Both of these programs can delete other files you don’t need on your PC. Did you know, for example, that many of the sites you visit adds something to your hard drive? Temporary Internet Files is a folder on Microsoft Windows which holds browser caches. The directory is used by Internet Explorer and other web browsers to cache pages and other multimedia content, such as video and audio files, from websites visited by anyone using your PC. This allows such websites to load more quickly the next time they are visited. Not only web browsers access the directory to read or write, but also Windows Explorer and Windows Desktop Search. By deleting these files you help your hard drive when its roaming around trying to execute your game commands.
Anti virus, yes anti virus. If you’ve ever been surfing the web while your favorite game goes through its regular weekly update (or worse an emergency one **shudder**) you find that you may end up at sites that have slideshows or the latest gossip. Many of these sites cause you to download malware that piggybacks on your system resources to slow down your PC.
There are again, many solutions out there, both paid and free. Do a google search and find the one thats right for you. There is however, no substitute for smart surfing and staying up to date with your anti virus software, because many of these programs only work after someones been infected and the culprit was identified.
3. Whats in your Startup?
You don’t really need many of the programs running every time you start your PC. Many programs nowadays wants to run their own little process to automatically check for updates. These things slow your PC down when added all up and your resources can be used during gaming. (Note that if you use Razer Game Booster, this section may be unnecessary)

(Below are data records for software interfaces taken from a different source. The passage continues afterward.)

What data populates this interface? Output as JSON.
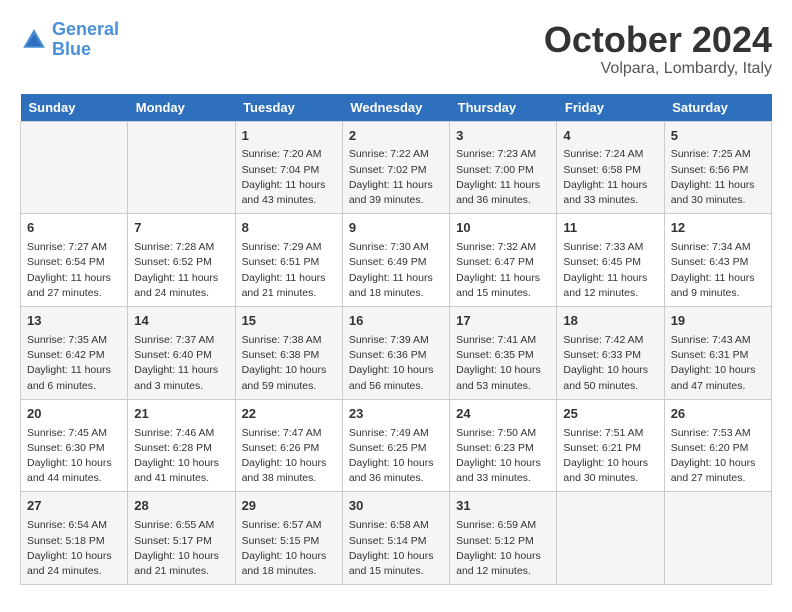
{
  "header": {
    "logo_general": "General",
    "logo_blue": "Blue",
    "month": "October 2024",
    "location": "Volpara, Lombardy, Italy"
  },
  "days_of_week": [
    "Sunday",
    "Monday",
    "Tuesday",
    "Wednesday",
    "Thursday",
    "Friday",
    "Saturday"
  ],
  "weeks": [
    [
      {
        "day": "",
        "info": ""
      },
      {
        "day": "",
        "info": ""
      },
      {
        "day": "1",
        "info": "Sunrise: 7:20 AM\nSunset: 7:04 PM\nDaylight: 11 hours and 43 minutes."
      },
      {
        "day": "2",
        "info": "Sunrise: 7:22 AM\nSunset: 7:02 PM\nDaylight: 11 hours and 39 minutes."
      },
      {
        "day": "3",
        "info": "Sunrise: 7:23 AM\nSunset: 7:00 PM\nDaylight: 11 hours and 36 minutes."
      },
      {
        "day": "4",
        "info": "Sunrise: 7:24 AM\nSunset: 6:58 PM\nDaylight: 11 hours and 33 minutes."
      },
      {
        "day": "5",
        "info": "Sunrise: 7:25 AM\nSunset: 6:56 PM\nDaylight: 11 hours and 30 minutes."
      }
    ],
    [
      {
        "day": "6",
        "info": "Sunrise: 7:27 AM\nSunset: 6:54 PM\nDaylight: 11 hours and 27 minutes."
      },
      {
        "day": "7",
        "info": "Sunrise: 7:28 AM\nSunset: 6:52 PM\nDaylight: 11 hours and 24 minutes."
      },
      {
        "day": "8",
        "info": "Sunrise: 7:29 AM\nSunset: 6:51 PM\nDaylight: 11 hours and 21 minutes."
      },
      {
        "day": "9",
        "info": "Sunrise: 7:30 AM\nSunset: 6:49 PM\nDaylight: 11 hours and 18 minutes."
      },
      {
        "day": "10",
        "info": "Sunrise: 7:32 AM\nSunset: 6:47 PM\nDaylight: 11 hours and 15 minutes."
      },
      {
        "day": "11",
        "info": "Sunrise: 7:33 AM\nSunset: 6:45 PM\nDaylight: 11 hours and 12 minutes."
      },
      {
        "day": "12",
        "info": "Sunrise: 7:34 AM\nSunset: 6:43 PM\nDaylight: 11 hours and 9 minutes."
      }
    ],
    [
      {
        "day": "13",
        "info": "Sunrise: 7:35 AM\nSunset: 6:42 PM\nDaylight: 11 hours and 6 minutes."
      },
      {
        "day": "14",
        "info": "Sunrise: 7:37 AM\nSunset: 6:40 PM\nDaylight: 11 hours and 3 minutes."
      },
      {
        "day": "15",
        "info": "Sunrise: 7:38 AM\nSunset: 6:38 PM\nDaylight: 10 hours and 59 minutes."
      },
      {
        "day": "16",
        "info": "Sunrise: 7:39 AM\nSunset: 6:36 PM\nDaylight: 10 hours and 56 minutes."
      },
      {
        "day": "17",
        "info": "Sunrise: 7:41 AM\nSunset: 6:35 PM\nDaylight: 10 hours and 53 minutes."
      },
      {
        "day": "18",
        "info": "Sunrise: 7:42 AM\nSunset: 6:33 PM\nDaylight: 10 hours and 50 minutes."
      },
      {
        "day": "19",
        "info": "Sunrise: 7:43 AM\nSunset: 6:31 PM\nDaylight: 10 hours and 47 minutes."
      }
    ],
    [
      {
        "day": "20",
        "info": "Sunrise: 7:45 AM\nSunset: 6:30 PM\nDaylight: 10 hours and 44 minutes."
      },
      {
        "day": "21",
        "info": "Sunrise: 7:46 AM\nSunset: 6:28 PM\nDaylight: 10 hours and 41 minutes."
      },
      {
        "day": "22",
        "info": "Sunrise: 7:47 AM\nSunset: 6:26 PM\nDaylight: 10 hours and 38 minutes."
      },
      {
        "day": "23",
        "info": "Sunrise: 7:49 AM\nSunset: 6:25 PM\nDaylight: 10 hours and 36 minutes."
      },
      {
        "day": "24",
        "info": "Sunrise: 7:50 AM\nSunset: 6:23 PM\nDaylight: 10 hours and 33 minutes."
      },
      {
        "day": "25",
        "info": "Sunrise: 7:51 AM\nSunset: 6:21 PM\nDaylight: 10 hours and 30 minutes."
      },
      {
        "day": "26",
        "info": "Sunrise: 7:53 AM\nSunset: 6:20 PM\nDaylight: 10 hours and 27 minutes."
      }
    ],
    [
      {
        "day": "27",
        "info": "Sunrise: 6:54 AM\nSunset: 5:18 PM\nDaylight: 10 hours and 24 minutes."
      },
      {
        "day": "28",
        "info": "Sunrise: 6:55 AM\nSunset: 5:17 PM\nDaylight: 10 hours and 21 minutes."
      },
      {
        "day": "29",
        "info": "Sunrise: 6:57 AM\nSunset: 5:15 PM\nDaylight: 10 hours and 18 minutes."
      },
      {
        "day": "30",
        "info": "Sunrise: 6:58 AM\nSunset: 5:14 PM\nDaylight: 10 hours and 15 minutes."
      },
      {
        "day": "31",
        "info": "Sunrise: 6:59 AM\nSunset: 5:12 PM\nDaylight: 10 hours and 12 minutes."
      },
      {
        "day": "",
        "info": ""
      },
      {
        "day": "",
        "info": ""
      }
    ]
  ]
}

You can stop third party non essential services from running every time you start up your PC by doing the following:
a. go to the “run” dialogue window. you can hit the Windows Key and “r” at the same time or access it through the start menu. If you click “Start” and do not see it, then right click your start button and choose “properties”. Click in the “Start Menu” tab at the top middle of the window and then click the “customize” button in the upper right. In the new window that appears scroll down until you see “Run command” tick the box and click “ok”. Windows 8 users click here.
b. Type in “msconfig” (without the quotes) and hit enter (or click “ok”).
c. Click the “Services” Tab and Make sure the “Hide all Microsoft services” is checked. You can click “Disable all” however I recommend that you uncheck all of them one by one. Use Google to make sure you’re not shutting off software thats used by your graphics card for example, but for the most part unchecking everything here (note no Microsoft services should be altered) should have no adverse effects on your PC.
4. Pretty stuff
Windows has some nice visual themes that can use up resources – especially when you aren’t taking advantage of them. There are two ways to deal with this.
a. You can go to Performance Options under System properties and adjust for best performance. This disables all of the fancy stuff all of the time.
Start -> right click ‘computer’ -> click ‘properties’ -> Click ‘Advanced system settings’ -> click advanced tab -> click ‘settings’ button in the ‘Performance’ section.
b. You can find your game executable and right click it and choose ‘Properties’ . Go to the ‘Compatibility’ Tab and under settings place a check mark in “Disable Visual Themes” & ” Disable Desktop Composition”. This method will only turn off those things while the game is launched.
And there you go. With just a little knowledge you can make sure that your PC is optimized for that next raid or the clan match for bragging rights.